Then there was the allurement of

Atlanta Georgian and News - June 25, 1908 - page 2

Full moon
torch lit nights....

Telegraph and Messenger - June 4, 1872

Search for the scratchy tracks "crawls" leading up from ocean.

Macon Telegraph - June 24, 1897 - page 3

 What can one do when they catch a turtle? 

Macon Telegraph and Messenger - June 3, 1877 - page 4
Henry's was a “family groceries” located in Macon, GA.

Columbus Enquirer - June 23, 1886 - page 3

Columbus Enquirer - July 12, 1888 - page 3

Fact: A leatherback turtle on display in England at the National Museum of Cardiff was approximately 100 years old when it died. The turtle measured almost nine feet in length and weighed 2,016 pounds.

Macon Telegraph - Jul. 5, 1896 - page 3
When you catch the unwieldy animal, you'll need help flipping her on it's back.
Approach from the front,
the flippers might trowel into the sand
bring a load of the sand into your eyes.
Better yet,
ride her back to sea!

Atlanta Georgian and News - June 24, 1908 - page 2

 a former but strange
live-stock industry!!!

LIFE Magazine
 March 10, 1947

Sunday, October 10, 2010

Outside The House That Thomas and Lucy Built

Below are intriguing glimpses of photo details that I have taken of Dungeness. The ruined mansion sits silently awaiting for visitors to the picturesque island of Cumberland.  The concrete and granite veneer brick walls spike upwards towards the sky revealing a few reminders of it's architectural existence.
Few visitors will realize the incredible identity that the mansion has with her superb original details that are left intact. Their glances may be one of: remnants of a once grandeur of lost time.
Me, I'm a visual person. My glance is one of: I see the evidence of the grandeur that once was and I search for the details trying to visualize what it once had looked liked.

Below, a mansion hopeful to be not
forgotten amid her heavily wooded preserve.

This is what I see!

Segmental, Anse De Panier, and Stilted Arches

 Voussoirs, Soffits, Extrados,
 Springers, and Impost

Stone Moulding - Throated
Water Drips Underneath

Wednesday, September 8, 2010

Front Row Seat

Sorry for the delay.
I guess it is time for me to get back to the blog.

It is
kinda funny,
in an odd way,

that on the east side of Sea Camp Dock,
the view is close to total wilderness.

On the west side of the dock, it could be one of
total destruction.

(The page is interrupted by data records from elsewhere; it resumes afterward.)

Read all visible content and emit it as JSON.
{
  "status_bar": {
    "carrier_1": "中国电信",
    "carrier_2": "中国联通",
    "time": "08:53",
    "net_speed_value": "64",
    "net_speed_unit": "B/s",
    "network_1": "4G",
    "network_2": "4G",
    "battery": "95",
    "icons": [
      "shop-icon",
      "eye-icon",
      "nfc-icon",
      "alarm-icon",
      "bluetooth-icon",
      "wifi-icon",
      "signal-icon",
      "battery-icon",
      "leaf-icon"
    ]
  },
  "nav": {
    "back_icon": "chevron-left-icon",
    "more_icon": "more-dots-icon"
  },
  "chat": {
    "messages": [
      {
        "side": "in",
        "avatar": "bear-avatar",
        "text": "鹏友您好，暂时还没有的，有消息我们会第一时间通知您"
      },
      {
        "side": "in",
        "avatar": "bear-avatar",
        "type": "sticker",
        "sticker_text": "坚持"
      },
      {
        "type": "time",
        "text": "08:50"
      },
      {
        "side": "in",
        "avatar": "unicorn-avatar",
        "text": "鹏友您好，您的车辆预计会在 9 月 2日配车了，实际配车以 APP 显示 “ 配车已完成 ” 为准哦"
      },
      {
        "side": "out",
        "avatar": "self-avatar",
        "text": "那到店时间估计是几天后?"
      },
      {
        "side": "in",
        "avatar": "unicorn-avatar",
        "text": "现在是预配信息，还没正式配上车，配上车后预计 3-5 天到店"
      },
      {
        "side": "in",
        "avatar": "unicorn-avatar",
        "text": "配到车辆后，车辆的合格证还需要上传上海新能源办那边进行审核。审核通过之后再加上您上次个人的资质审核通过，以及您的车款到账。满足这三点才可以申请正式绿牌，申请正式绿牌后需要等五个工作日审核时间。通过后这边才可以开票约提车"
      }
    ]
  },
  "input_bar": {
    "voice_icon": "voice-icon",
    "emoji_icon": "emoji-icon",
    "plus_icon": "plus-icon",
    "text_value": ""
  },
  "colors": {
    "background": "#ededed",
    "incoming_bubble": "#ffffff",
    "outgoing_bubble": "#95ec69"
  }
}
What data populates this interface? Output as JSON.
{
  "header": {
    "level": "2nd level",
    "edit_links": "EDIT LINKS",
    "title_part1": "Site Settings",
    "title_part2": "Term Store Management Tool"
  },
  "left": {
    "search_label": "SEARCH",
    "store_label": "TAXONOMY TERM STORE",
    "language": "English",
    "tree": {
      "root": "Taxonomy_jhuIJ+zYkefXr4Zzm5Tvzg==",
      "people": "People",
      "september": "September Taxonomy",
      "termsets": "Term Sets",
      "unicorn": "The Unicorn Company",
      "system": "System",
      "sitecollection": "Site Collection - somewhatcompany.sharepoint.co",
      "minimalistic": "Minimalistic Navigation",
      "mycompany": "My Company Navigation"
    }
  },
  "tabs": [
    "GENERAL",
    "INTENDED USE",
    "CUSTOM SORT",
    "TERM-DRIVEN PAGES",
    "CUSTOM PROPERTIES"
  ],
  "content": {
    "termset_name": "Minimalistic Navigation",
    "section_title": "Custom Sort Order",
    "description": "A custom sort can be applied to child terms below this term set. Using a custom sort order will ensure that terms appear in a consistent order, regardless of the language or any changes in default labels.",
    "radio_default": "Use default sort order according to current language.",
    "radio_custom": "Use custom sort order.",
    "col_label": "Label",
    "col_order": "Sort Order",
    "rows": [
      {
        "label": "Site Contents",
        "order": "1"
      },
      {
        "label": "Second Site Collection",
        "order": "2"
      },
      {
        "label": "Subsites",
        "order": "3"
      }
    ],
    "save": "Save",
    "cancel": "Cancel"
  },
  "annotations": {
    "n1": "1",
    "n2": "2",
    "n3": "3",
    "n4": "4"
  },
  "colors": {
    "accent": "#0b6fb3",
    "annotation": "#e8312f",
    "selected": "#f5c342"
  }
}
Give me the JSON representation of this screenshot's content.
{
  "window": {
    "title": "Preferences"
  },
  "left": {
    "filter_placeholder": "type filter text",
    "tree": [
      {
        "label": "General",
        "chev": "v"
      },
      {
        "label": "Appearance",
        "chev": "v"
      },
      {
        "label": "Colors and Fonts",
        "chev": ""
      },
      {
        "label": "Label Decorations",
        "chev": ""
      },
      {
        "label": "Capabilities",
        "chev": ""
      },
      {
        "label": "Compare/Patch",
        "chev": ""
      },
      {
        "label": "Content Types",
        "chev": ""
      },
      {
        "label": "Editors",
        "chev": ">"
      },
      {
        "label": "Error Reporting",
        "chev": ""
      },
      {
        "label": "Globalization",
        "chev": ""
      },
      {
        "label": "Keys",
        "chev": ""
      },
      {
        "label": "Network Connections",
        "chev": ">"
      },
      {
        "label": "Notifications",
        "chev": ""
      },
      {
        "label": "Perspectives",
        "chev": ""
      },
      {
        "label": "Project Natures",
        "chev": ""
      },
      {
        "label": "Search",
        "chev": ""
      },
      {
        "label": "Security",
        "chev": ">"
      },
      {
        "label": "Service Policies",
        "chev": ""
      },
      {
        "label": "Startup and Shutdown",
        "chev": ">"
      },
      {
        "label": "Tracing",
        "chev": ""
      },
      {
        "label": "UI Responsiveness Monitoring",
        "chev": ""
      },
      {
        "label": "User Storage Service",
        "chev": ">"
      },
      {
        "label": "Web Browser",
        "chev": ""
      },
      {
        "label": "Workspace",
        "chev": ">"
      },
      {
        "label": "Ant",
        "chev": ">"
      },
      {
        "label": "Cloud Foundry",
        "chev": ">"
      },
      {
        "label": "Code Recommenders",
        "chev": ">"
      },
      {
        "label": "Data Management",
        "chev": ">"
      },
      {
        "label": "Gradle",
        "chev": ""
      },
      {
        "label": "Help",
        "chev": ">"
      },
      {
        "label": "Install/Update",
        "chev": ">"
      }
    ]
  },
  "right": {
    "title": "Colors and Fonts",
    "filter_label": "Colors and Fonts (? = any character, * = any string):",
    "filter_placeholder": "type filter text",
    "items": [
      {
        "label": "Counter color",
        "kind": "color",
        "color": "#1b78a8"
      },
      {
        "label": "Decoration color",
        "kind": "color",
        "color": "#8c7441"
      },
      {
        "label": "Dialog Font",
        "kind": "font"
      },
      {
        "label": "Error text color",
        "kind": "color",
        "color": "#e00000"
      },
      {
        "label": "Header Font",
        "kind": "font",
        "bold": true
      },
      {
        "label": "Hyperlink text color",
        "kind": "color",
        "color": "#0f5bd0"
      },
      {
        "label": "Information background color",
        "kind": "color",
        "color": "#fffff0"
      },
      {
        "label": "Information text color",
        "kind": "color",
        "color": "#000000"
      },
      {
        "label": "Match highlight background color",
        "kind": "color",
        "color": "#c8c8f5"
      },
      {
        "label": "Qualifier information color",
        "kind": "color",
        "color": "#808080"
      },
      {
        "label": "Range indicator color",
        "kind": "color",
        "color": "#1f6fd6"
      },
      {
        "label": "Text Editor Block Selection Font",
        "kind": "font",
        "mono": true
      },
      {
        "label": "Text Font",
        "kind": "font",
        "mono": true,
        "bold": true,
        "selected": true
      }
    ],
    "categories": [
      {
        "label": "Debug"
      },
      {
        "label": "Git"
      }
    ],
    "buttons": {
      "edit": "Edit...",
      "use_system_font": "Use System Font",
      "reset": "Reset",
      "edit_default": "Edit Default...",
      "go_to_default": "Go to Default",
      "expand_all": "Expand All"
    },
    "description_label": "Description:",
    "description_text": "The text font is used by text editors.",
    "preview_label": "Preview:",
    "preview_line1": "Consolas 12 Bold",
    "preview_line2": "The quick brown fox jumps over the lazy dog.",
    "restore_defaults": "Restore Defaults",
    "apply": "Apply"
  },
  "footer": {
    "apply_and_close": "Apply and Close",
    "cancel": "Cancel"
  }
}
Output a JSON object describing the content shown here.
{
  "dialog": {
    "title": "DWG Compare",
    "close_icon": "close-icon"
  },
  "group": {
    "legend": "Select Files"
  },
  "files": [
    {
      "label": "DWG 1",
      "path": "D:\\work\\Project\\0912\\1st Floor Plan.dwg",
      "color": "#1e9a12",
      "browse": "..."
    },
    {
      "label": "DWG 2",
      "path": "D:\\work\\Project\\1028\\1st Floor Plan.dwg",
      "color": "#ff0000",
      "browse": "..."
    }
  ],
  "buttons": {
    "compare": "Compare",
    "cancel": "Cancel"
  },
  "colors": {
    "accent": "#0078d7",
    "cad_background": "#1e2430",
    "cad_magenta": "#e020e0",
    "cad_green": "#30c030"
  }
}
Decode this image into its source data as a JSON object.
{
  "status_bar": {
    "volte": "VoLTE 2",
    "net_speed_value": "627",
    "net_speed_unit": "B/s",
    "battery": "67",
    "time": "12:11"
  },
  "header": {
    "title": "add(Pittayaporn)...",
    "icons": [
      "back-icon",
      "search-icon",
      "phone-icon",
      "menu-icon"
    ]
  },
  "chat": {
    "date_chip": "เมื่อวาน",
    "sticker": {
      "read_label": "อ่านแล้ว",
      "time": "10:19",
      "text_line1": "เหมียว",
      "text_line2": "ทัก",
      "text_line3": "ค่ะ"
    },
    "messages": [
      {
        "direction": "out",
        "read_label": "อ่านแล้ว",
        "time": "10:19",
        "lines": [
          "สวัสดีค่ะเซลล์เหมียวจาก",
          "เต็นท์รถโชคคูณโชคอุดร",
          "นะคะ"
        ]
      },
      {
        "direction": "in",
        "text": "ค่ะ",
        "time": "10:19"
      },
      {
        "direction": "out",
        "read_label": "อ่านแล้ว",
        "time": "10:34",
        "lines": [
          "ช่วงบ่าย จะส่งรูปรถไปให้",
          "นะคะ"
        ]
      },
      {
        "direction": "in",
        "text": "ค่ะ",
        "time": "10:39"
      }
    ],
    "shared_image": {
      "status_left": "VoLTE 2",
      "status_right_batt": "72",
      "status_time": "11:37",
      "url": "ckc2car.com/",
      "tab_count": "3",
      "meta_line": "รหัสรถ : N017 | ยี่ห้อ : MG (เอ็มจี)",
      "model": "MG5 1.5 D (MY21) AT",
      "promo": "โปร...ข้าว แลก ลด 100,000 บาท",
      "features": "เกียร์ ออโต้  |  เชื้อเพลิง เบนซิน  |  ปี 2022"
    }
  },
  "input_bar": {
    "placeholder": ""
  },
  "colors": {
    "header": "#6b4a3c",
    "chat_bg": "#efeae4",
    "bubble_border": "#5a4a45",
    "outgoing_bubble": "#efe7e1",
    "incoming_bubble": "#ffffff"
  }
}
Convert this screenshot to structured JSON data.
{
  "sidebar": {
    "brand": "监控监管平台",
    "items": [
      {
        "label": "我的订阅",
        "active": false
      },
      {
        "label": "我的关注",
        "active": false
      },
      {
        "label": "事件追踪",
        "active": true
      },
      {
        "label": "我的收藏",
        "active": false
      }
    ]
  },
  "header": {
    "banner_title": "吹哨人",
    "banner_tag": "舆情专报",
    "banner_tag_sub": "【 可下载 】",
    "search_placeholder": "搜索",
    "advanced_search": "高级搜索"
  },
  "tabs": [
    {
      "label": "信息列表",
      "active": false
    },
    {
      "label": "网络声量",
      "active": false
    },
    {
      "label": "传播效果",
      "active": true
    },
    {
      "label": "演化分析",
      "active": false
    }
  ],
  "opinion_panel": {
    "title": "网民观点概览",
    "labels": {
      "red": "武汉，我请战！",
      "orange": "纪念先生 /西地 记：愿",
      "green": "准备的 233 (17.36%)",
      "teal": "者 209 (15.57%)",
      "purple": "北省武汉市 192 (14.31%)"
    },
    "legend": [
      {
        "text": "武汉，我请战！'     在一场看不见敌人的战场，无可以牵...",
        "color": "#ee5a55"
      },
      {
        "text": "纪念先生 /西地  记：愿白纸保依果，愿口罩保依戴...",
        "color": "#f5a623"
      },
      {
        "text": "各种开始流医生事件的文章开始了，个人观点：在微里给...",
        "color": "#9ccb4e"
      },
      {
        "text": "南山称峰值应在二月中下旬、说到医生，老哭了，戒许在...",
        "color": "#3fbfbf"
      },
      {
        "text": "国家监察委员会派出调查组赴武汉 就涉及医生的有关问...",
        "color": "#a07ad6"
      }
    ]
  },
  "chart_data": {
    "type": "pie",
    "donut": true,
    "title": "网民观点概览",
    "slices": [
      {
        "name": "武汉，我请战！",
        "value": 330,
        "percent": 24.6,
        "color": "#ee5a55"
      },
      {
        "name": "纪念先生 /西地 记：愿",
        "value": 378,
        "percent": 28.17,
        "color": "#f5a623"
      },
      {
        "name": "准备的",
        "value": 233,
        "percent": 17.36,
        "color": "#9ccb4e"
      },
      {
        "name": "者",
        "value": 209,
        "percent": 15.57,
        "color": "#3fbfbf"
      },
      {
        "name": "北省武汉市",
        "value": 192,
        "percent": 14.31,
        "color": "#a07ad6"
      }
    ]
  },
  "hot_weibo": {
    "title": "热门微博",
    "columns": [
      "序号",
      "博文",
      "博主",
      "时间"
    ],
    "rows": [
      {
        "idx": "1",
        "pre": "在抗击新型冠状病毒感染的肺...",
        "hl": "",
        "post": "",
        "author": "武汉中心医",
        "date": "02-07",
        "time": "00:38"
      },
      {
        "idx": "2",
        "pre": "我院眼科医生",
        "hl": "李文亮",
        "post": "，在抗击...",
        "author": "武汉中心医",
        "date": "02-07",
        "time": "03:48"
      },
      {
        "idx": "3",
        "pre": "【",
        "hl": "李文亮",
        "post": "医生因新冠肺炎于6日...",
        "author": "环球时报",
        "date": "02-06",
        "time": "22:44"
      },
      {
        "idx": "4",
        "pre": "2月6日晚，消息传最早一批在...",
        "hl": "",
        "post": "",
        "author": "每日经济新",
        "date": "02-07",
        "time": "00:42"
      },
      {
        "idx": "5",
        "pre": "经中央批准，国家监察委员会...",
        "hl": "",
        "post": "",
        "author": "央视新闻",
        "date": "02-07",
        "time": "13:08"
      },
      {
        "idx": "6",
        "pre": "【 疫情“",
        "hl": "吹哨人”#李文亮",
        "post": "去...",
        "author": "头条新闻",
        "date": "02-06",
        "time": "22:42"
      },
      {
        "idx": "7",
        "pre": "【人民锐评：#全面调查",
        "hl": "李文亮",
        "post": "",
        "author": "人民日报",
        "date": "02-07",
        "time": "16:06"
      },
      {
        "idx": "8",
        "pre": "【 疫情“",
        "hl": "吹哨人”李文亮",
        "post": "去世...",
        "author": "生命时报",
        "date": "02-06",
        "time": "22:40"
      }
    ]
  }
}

 Kings Bay Naval Submarine Base

The last weekend of August, my friend Beth and I were on the island for 3 days documenting a few structures on the Dungeness Estate.  The first day, Saturday afternoon, we spent our time relaxing and enjoying the beach.

Later that afternoon, we started the hike back to the dock at Sea Camp to board the ferry back to the Riverview Hotel in St. Marys.

Lesson #1
Never give your camera to anyone,
no matter how bad you need to splash your face in a water faucet.

Lesson #2
If the person carrying your camera
 is 45 yards ahead of you and boarding the ferry at the dock, 
they are not going to make out or comprehend
what you are yelling to them over the noise from the engines of the ferry.

As I got closer to Sea Camp, I raise my head from the sandy path

looking towards the ferry at the dock. Lo and behold, looking westward past the ferry, a submarine was passing from Kings Bay through the channel heading out to a voyage of the unknown depths of the Atlantic Ocean. Two large escort ships and a couple of small boats with machine guns were following the sub as it headed out to sea. 
Beth, not understanding my yelling as I ran toward the dock with nine other people, turned in amazement.
I ran aboard the ferry, grabbed my camera, turned around zooming towards the submarine, and started clicking away at the sail and foreplane peering out of the dark water. 
What A Scene

Moving at an extremely fast sped, I could only get a few shots off with the camera before the submarine and flotilla were rounding the point at Raccoon Keys and Beach Creek.  It makes one wonder exactly how fast the submarines move inland. Those of you who are familiar with the island can see how fast this deadly creature was moving.

Gunfire Erupts!

 Check the link below.

I feel sorry for visitors arriving today to Cumberland Island by the ferry from St. Marys.